RECORDS FOR PROCESSING

+---+

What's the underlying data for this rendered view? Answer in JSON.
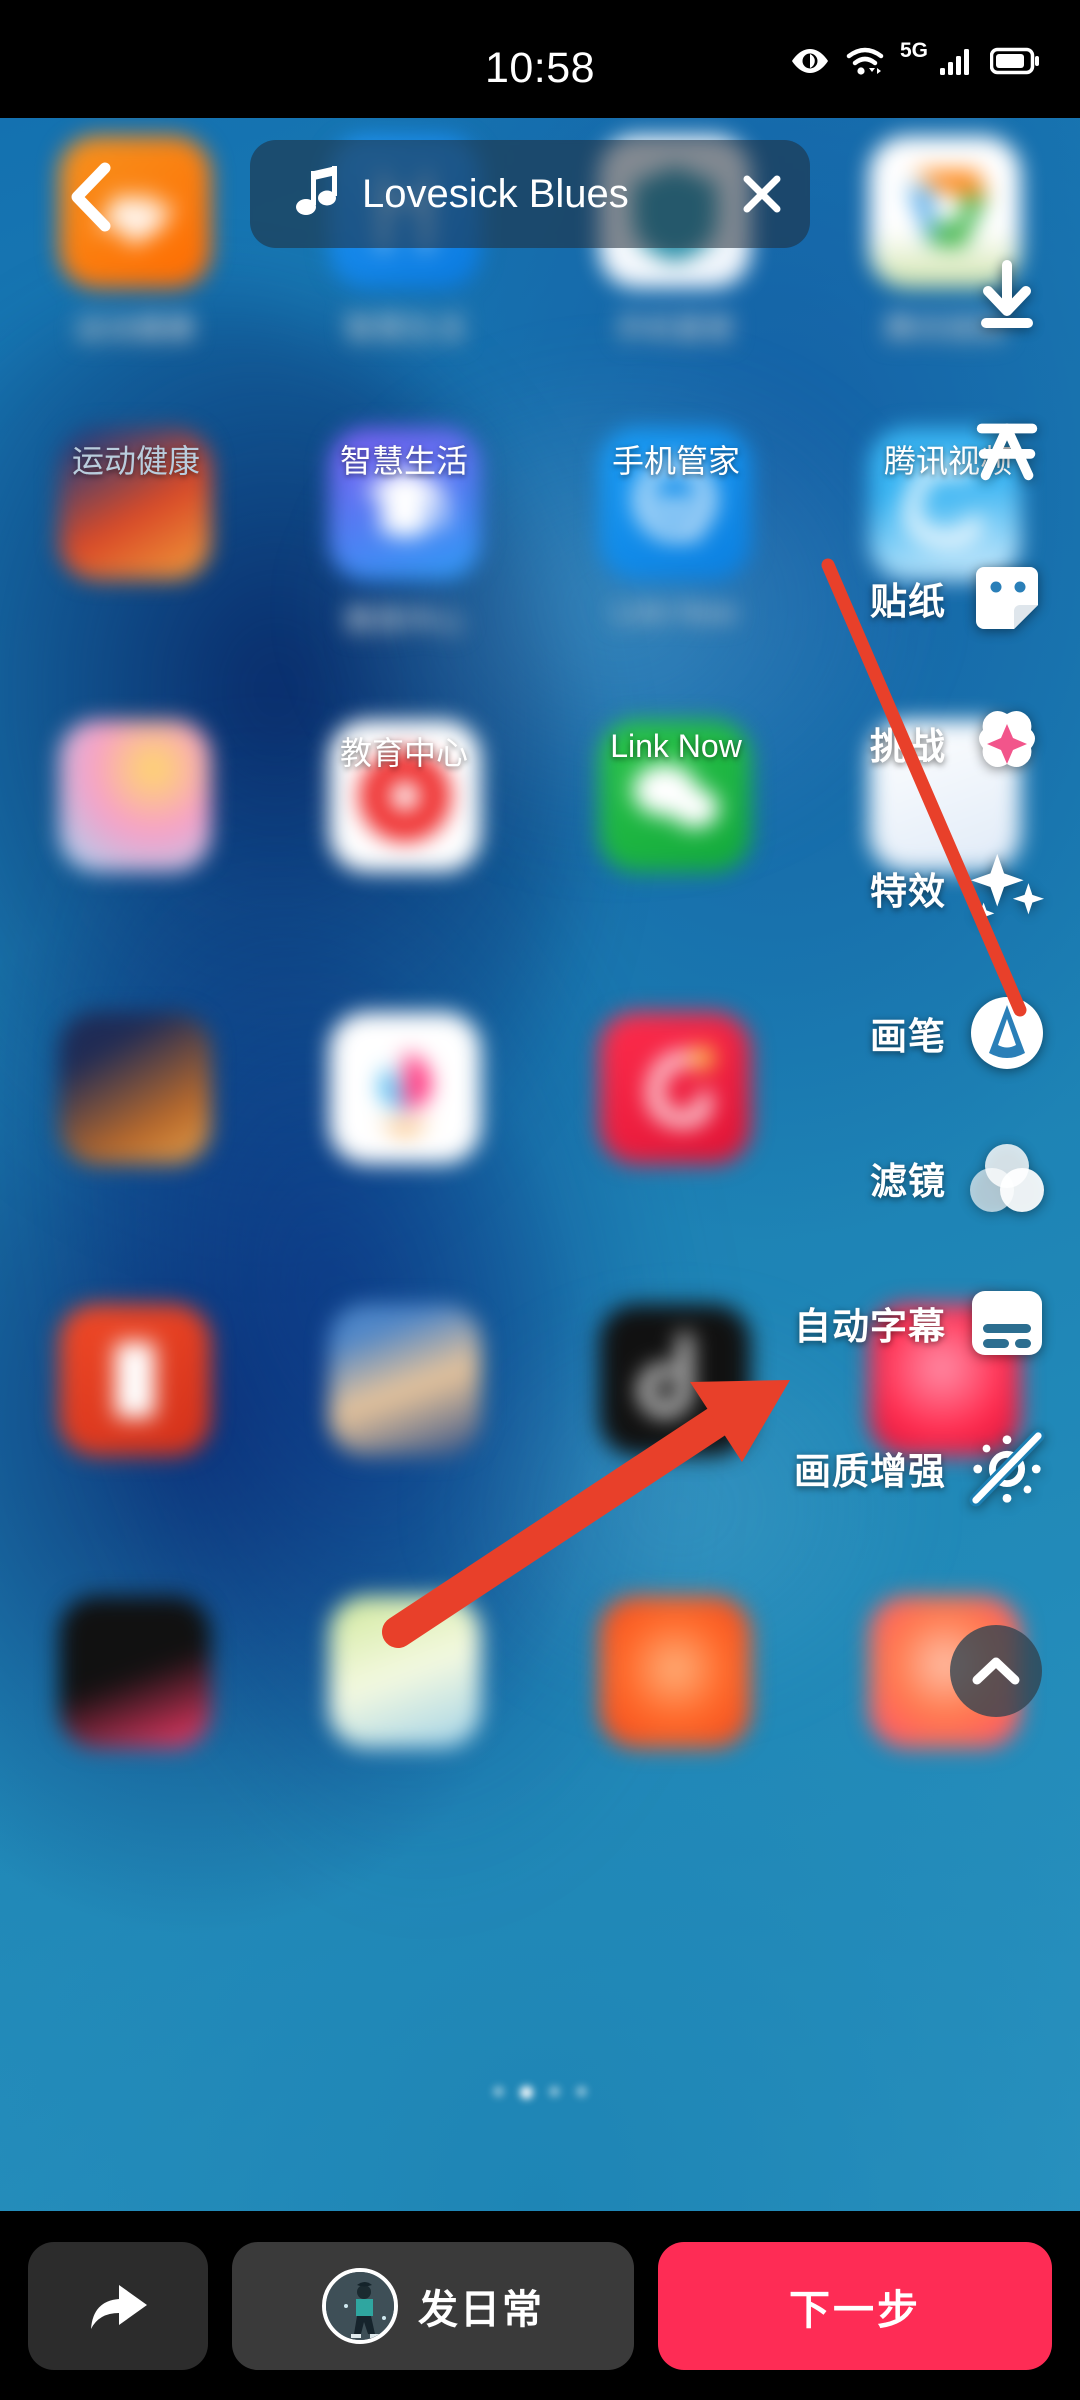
{
  "status_bar": {
    "time": "10:58",
    "network_label": "5G",
    "icons": [
      "eye-comfort-icon",
      "wifi-icon",
      "signal-bars-icon",
      "battery-icon"
    ]
  },
  "music_bar": {
    "icon": "music-note-icon",
    "title": "Lovesick Blues",
    "close_label": "×"
  },
  "nav": {
    "back_label": "back-chevron"
  },
  "toolbar": {
    "items": [
      {
        "label": "贴纸",
        "icon": "sticker-icon"
      },
      {
        "label": "挑战",
        "icon": "challenge-star-icon"
      },
      {
        "label": "特效",
        "icon": "effects-sparkle-icon"
      },
      {
        "label": "画笔",
        "icon": "brush-icon"
      },
      {
        "label": "滤镜",
        "icon": "filter-circles-icon"
      },
      {
        "label": "自动字幕",
        "icon": "auto-caption-icon"
      },
      {
        "label": "画质增强",
        "icon": "quality-enhance-off-icon"
      }
    ],
    "collapse_icon": "chevron-up-icon"
  },
  "bottom_bar": {
    "share_icon": "share-arrow-icon",
    "daily_label": "发日常",
    "daily_avatar": "walking-person-avatar",
    "next_label": "下一步",
    "next_color": "#fe2c55"
  },
  "home_screen": {
    "row1": [
      {
        "label": "运动健康",
        "color1": "#f7931e",
        "color2": "#ff6a00"
      },
      {
        "label": "智慧生活",
        "color1": "#2196f3",
        "color2": "#0a7ae0"
      },
      {
        "label": "手机管家",
        "color1": "#ffffff",
        "color2": "#eef4fb"
      },
      {
        "label": "腾讯视频",
        "color1": "#ffffff",
        "color2": "#eaf3e4"
      }
    ],
    "row2": [
      {
        "label": "",
        "color1": "#d94a28",
        "color2": "#2a3f7a"
      },
      {
        "label": "教育中心",
        "color1": "#7b5cf0",
        "color2": "#2e9bf5"
      },
      {
        "label": "Link Now",
        "color1": "#1a9cf5",
        "color2": "#0b7fe0"
      },
      {
        "label": "",
        "color1": "#39b4f2",
        "color2": "#7fd3f7"
      }
    ],
    "row3": [
      {
        "label": "",
        "color1": "#ffffff",
        "color2": "#f0e6f5"
      },
      {
        "label": "",
        "color1": "#ffffff",
        "color2": "#f7f7f7"
      },
      {
        "label": "",
        "color1": "#2bc44a",
        "color2": "#12a93a"
      },
      {
        "label": "",
        "color1": "#ffffff",
        "color2": "#e8eef6"
      }
    ],
    "row4": [
      {
        "label": "",
        "color1": "#1f2b55",
        "color2": "#b7692c"
      },
      {
        "label": "",
        "color1": "#ffffff",
        "color2": "#ffe9f2"
      },
      {
        "label": "",
        "color1": "#ff2e4d",
        "color2": "#e01234"
      },
      {
        "label": "",
        "color1": "#2d7fd6",
        "color2": "#1a5fae"
      }
    ],
    "row5": [
      {
        "label": "",
        "color1": "#f04a27",
        "color2": "#d2301a"
      },
      {
        "label": "",
        "color1": "#2f5f9e",
        "color2": "#173f74"
      },
      {
        "label": "",
        "color1": "#121212",
        "color2": "#000000"
      },
      {
        "label": "",
        "color1": "#ff2b4e",
        "color2": "#d01037"
      }
    ],
    "row6": [
      {
        "label": "",
        "color1": "#111111",
        "color2": "#23121a"
      },
      {
        "label": "",
        "color1": "#a8d44e",
        "color2": "#e9f3c5"
      },
      {
        "label": "",
        "color1": "#ff6a2b",
        "color2": "#ef4418"
      },
      {
        "label": "",
        "color1": "#ff7a4e",
        "color2": "#ff4d6d"
      }
    ]
  },
  "annotations": {
    "arrow_target": "自动字幕",
    "arrow_color": "#e8402a",
    "line_color": "#e8402a"
  }
}
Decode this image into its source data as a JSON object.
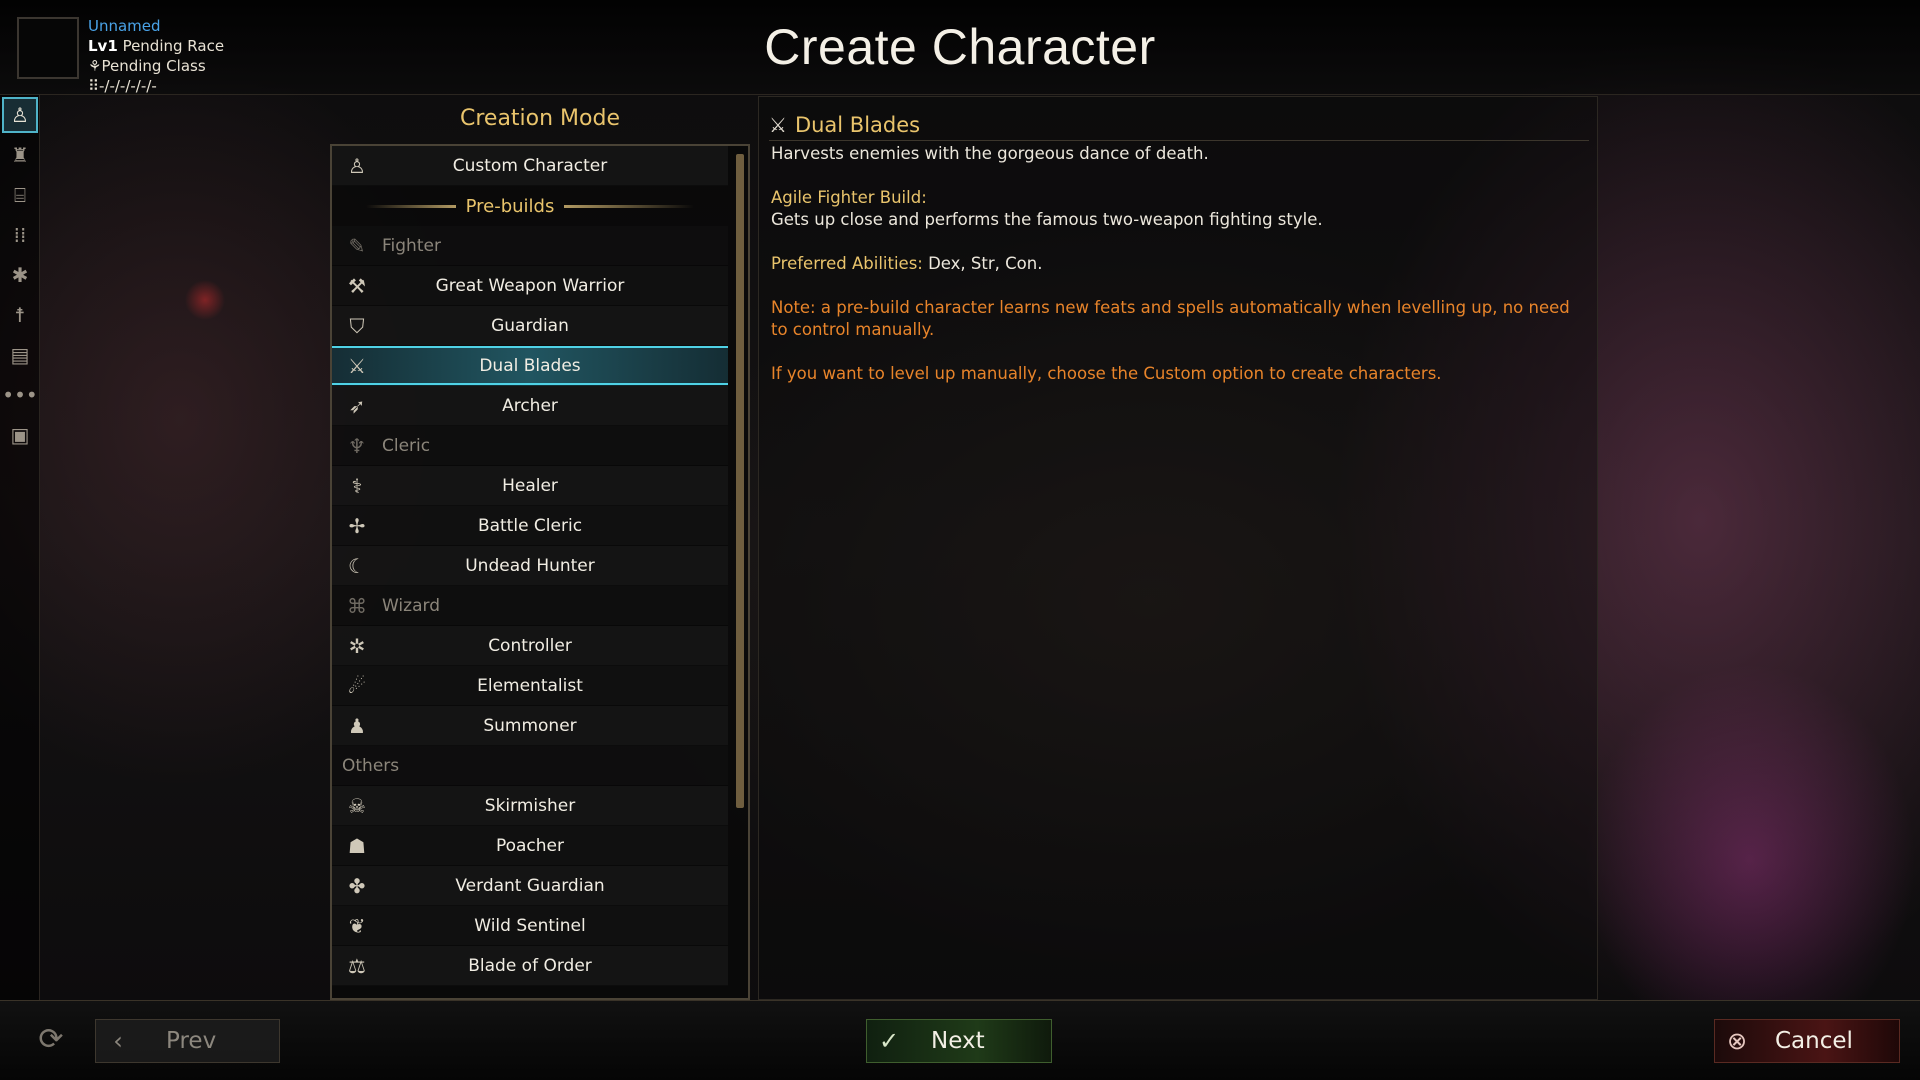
{
  "header": {
    "title": "Create Character",
    "character": {
      "name": "Unnamed",
      "level": "Lv1",
      "race": "Pending Race",
      "class": "Pending Class",
      "abilities": "-/-/-/-/-/-"
    }
  },
  "sidebar": {
    "items": [
      {
        "icon": "person-icon",
        "active": true
      },
      {
        "icon": "armored-figure-icon"
      },
      {
        "icon": "open-book-stand-icon"
      },
      {
        "icon": "grid-dots-icon"
      },
      {
        "icon": "figure-stars-icon"
      },
      {
        "icon": "figure-arms-icon"
      },
      {
        "icon": "spellbook-icon"
      },
      {
        "icon": "more-dots-icon"
      },
      {
        "icon": "id-card-icon"
      }
    ]
  },
  "creation_mode": {
    "title": "Creation Mode",
    "custom": "Custom Character",
    "prebuilds_label": "Pre-builds",
    "rows": [
      {
        "type": "header",
        "label": "Fighter",
        "icon": "quill-sword-icon"
      },
      {
        "type": "item",
        "label": "Great Weapon Warrior",
        "icon": "axe-icon"
      },
      {
        "type": "item",
        "label": "Guardian",
        "icon": "shield-icon"
      },
      {
        "type": "item",
        "label": "Dual Blades",
        "icon": "crossed-swords-icon",
        "selected": true
      },
      {
        "type": "item",
        "label": "Archer",
        "icon": "bow-icon"
      },
      {
        "type": "header",
        "label": "Cleric",
        "icon": "winged-helm-icon"
      },
      {
        "type": "item",
        "label": "Healer",
        "icon": "caduceus-icon"
      },
      {
        "type": "item",
        "label": "Battle Cleric",
        "icon": "mace-icon"
      },
      {
        "type": "item",
        "label": "Undead Hunter",
        "icon": "scythe-icon"
      },
      {
        "type": "header",
        "label": "Wizard",
        "icon": "magic-book-icon"
      },
      {
        "type": "item",
        "label": "Controller",
        "icon": "marionette-icon"
      },
      {
        "type": "item",
        "label": "Elementalist",
        "icon": "fireball-icon"
      },
      {
        "type": "item",
        "label": "Summoner",
        "icon": "group-icon"
      },
      {
        "type": "other",
        "label": "Others"
      },
      {
        "type": "item",
        "label": "Skirmisher",
        "icon": "hooded-blades-icon"
      },
      {
        "type": "item",
        "label": "Poacher",
        "icon": "hooded-figure-icon"
      },
      {
        "type": "item",
        "label": "Verdant Guardian",
        "icon": "leaf-blades-icon"
      },
      {
        "type": "item",
        "label": "Wild Sentinel",
        "icon": "leaf-bow-icon"
      },
      {
        "type": "item",
        "label": "Blade of Order",
        "icon": "scales-icon"
      }
    ]
  },
  "description": {
    "title": "Dual Blades",
    "intro": "Harvests enemies with the gorgeous dance of death.",
    "build_label": "Agile Fighter Build:",
    "build_text": "Gets up close and performs the famous two-weapon fighting style.",
    "abilities_label": "Preferred Abilities:",
    "abilities_text": " Dex, Str, Con.",
    "note": "Note: a pre-build character learns new feats and spells automatically when levelling up, no need to control manually.",
    "manual_hint": "If you want to level up manually, choose the Custom option to create characters."
  },
  "footer": {
    "prev_label": "Prev",
    "next_label": "Next",
    "cancel_label": "Cancel"
  },
  "colors": {
    "accent_gold": "#e9c46c",
    "note_orange": "#e8842a",
    "selected_cyan": "#4fd2e6",
    "name_blue": "#4aa3e8"
  }
}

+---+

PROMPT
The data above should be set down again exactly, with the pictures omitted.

SOLUTION FOR THIS TASK
What's the underlying data for this rendered view? Answer in JSON.
{
  "status_bar": {
    "time": "10:58",
    "network_label": "5G",
    "icons": [
      "eye-comfort-icon",
      "wifi-icon",
      "signal-bars-icon",
      "battery-icon"
    ]
  },
  "music_bar": {
    "icon": "music-note-icon",
    "title": "Lovesick Blues",
    "close_label": "×"
  },
  "nav": {
    "back_label": "back-chevron"
  },
  "toolbar": {
    "items": [
      {
        "label": "贴纸",
        "icon": "sticker-icon"
      },
      {
        "label": "挑战",
        "icon": "challenge-star-icon"
      },
      {
        "label": "特效",
        "icon": "effects-sparkle-icon"
      },
      {
        "label": "画笔",
        "icon": "brush-icon"
      },
      {
        "label": "滤镜",
        "icon": "filter-circles-icon"
      },
      {
        "label": "自动字幕",
        "icon": "auto-caption-icon"
      },
      {
        "label": "画质增强",
        "icon": "quality-enhance-off-icon"
      }
    ],
    "collapse_icon": "chevron-up-icon"
  },
  "bottom_bar": {
    "share_icon": "share-arrow-icon",
    "daily_label": "发日常",
    "daily_avatar": "walking-person-avatar",
    "next_label": "下一步",
    "next_color": "#fe2c55"
  },
  "home_screen": {
    "row1": [
      {
        "label": "运动健康",
        "color1": "#f7931e",
        "color2": "#ff6a00"
      },
      {
        "label": "智慧生活",
        "color1": "#2196f3",
        "color2": "#0a7ae0"
      },
      {
        "label": "手机管家",
        "color1": "#ffffff",
        "color2": "#eef4fb"
      },
      {
        "label": "腾讯视频",
        "color1": "#ffffff",
        "color2": "#eaf3e4"
      }
    ],
    "row2": [
      {
        "label": "",
        "color1": "#d94a28",
        "color2": "#2a3f7a"
      },
      {
        "label": "教育中心",
        "color1": "#7b5cf0",
        "color2": "#2e9bf5"
      },
      {
        "label": "Link Now",
        "color1": "#1a9cf5",
        "color2": "#0b7fe0"
      },
      {
        "label": "",
        "color1": "#39b4f2",
        "color2": "#7fd3f7"
      }
    ],
    "row3": [
      {
        "label": "",
        "color1": "#ffffff",
        "color2": "#f0e6f5"
      },
      {
        "label": "",
        "color1": "#ffffff",
        "color2": "#f7f7f7"
      },
      {
        "label": "",
        "color1": "#2bc44a",
        "color2": "#12a93a"
      },
      {
        "label": "",
        "color1": "#ffffff",
        "color2": "#e8eef6"
      }
    ],
    "row4": [
      {
        "label": "",
        "color1": "#1f2b55",
        "color2": "#b7692c"
      },
      {
        "label": "",
        "color1": "#ffffff",
        "color2": "#ffe9f2"
      },
      {
        "label": "",
        "color1": "#ff2e4d",
        "color2": "#e01234"
      },
      {
        "label": "",
        "color1": "#2d7fd6",
        "color2": "#1a5fae"
      }
    ],
    "row5": [
      {
        "label": "",
        "color1": "#f04a27",
        "color2": "#d2301a"
      },
      {
        "label": "",
        "color1": "#2f5f9e",
        "color2": "#173f74"
      },
      {
        "label": "",
        "color1": "#121212",
        "color2": "#000000"
      },
      {
        "label": "",
        "color1": "#ff2b4e",
        "color2": "#d01037"
      }
    ],
    "row6": [
      {
        "label": "",
        "color1": "#111111",
        "color2": "#23121a"
      },
      {
        "label": "",
        "color1": "#a8d44e",
        "color2": "#e9f3c5"
      },
      {
        "label": "",
        "color1": "#ff6a2b",
        "color2": "#ef4418"
      },
      {
        "label": "",
        "color1": "#ff7a4e",
        "color2": "#ff4d6d"
      }
    ]
  },
  "annotations": {
    "arrow_target": "自动字幕",
    "arrow_color": "#e8402a",
    "line_color": "#e8402a"
  }
}
Decode this image into its source data as a JSON object.
{
  "header": {
    "title": "Create Character",
    "character": {
      "name": "Unnamed",
      "level": "Lv1",
      "race": "Pending Race",
      "class": "Pending Class",
      "abilities": "-/-/-/-/-/-"
    }
  },
  "sidebar": {
    "items": [
      {
        "icon": "person-icon",
        "active": true
      },
      {
        "icon": "armored-figure-icon"
      },
      {
        "icon": "open-book-stand-icon"
      },
      {
        "icon": "grid-dots-icon"
      },
      {
        "icon": "figure-stars-icon"
      },
      {
        "icon": "figure-arms-icon"
      },
      {
        "icon": "spellbook-icon"
      },
      {
        "icon": "more-dots-icon"
      },
      {
        "icon": "id-card-icon"
      }
    ]
  },
  "creation_mode": {
    "title": "Creation Mode",
    "custom": "Custom Character",
    "prebuilds_label": "Pre-builds",
    "rows": [
      {
        "type": "header",
        "label": "Fighter",
        "icon": "quill-sword-icon"
      },
      {
        "type": "item",
        "label": "Great Weapon Warrior",
        "icon": "axe-icon"
      },
      {
        "type": "item",
        "label": "Guardian",
        "icon": "shield-icon"
      },
      {
        "type": "item",
        "label": "Dual Blades",
        "icon": "crossed-swords-icon",
        "selected": true
      },
      {
        "type": "item",
        "label": "Archer",
        "icon": "bow-icon"
      },
      {
        "type": "header",
        "label": "Cleric",
        "icon": "winged-helm-icon"
      },
      {
        "type": "item",
        "label": "Healer",
        "icon": "caduceus-icon"
      },
      {
        "type": "item",
        "label": "Battle Cleric",
        "icon": "mace-icon"
      },
      {
        "type": "item",
        "label": "Undead Hunter",
        "icon": "scythe-icon"
      },
      {
        "type": "header",
        "label": "Wizard",
        "icon": "magic-book-icon"
      },
      {
        "type": "item",
        "label": "Controller",
        "icon": "marionette-icon"
      },
      {
        "type": "item",
        "label": "Elementalist",
        "icon": "fireball-icon"
      },
      {
        "type": "item",
        "label": "Summoner",
        "icon": "group-icon"
      },
      {
        "type": "other",
        "label": "Others"
      },
      {
        "type": "item",
        "label": "Skirmisher",
        "icon": "hooded-blades-icon"
      },
      {
        "type": "item",
        "label": "Poacher",
        "icon": "hooded-figure-icon"
      },
      {
        "type": "item",
        "label": "Verdant Guardian",
        "icon": "leaf-blades-icon"
      },
      {
        "type": "item",
        "label": "Wild Sentinel",
        "icon": "leaf-bow-icon"
      },
      {
        "type": "item",
        "label": "Blade of Order",
        "icon": "scales-icon"
      }
    ]
  },
  "description": {
    "title": "Dual Blades",
    "intro": "Harvests enemies with the gorgeous dance of death.",
    "build_label": "Agile Fighter Build:",
    "build_text": "Gets up close and performs the famous two-weapon fighting style.",
    "abilities_label": "Preferred Abilities:",
    "abilities_text": " Dex, Str, Con.",
    "note": "Note: a pre-build character learns new feats and spells automatically when levelling up, no need to control manually.",
    "manual_hint": "If you want to level up manually, choose the Custom option to create characters."
  },
  "footer": {
    "prev_label": "Prev",
    "next_label": "Next",
    "cancel_label": "Cancel"
  },
  "colors": {
    "accent_gold": "#e9c46c",
    "note_orange": "#e8842a",
    "selected_cyan": "#4fd2e6",
    "name_blue": "#4aa3e8"
  }
}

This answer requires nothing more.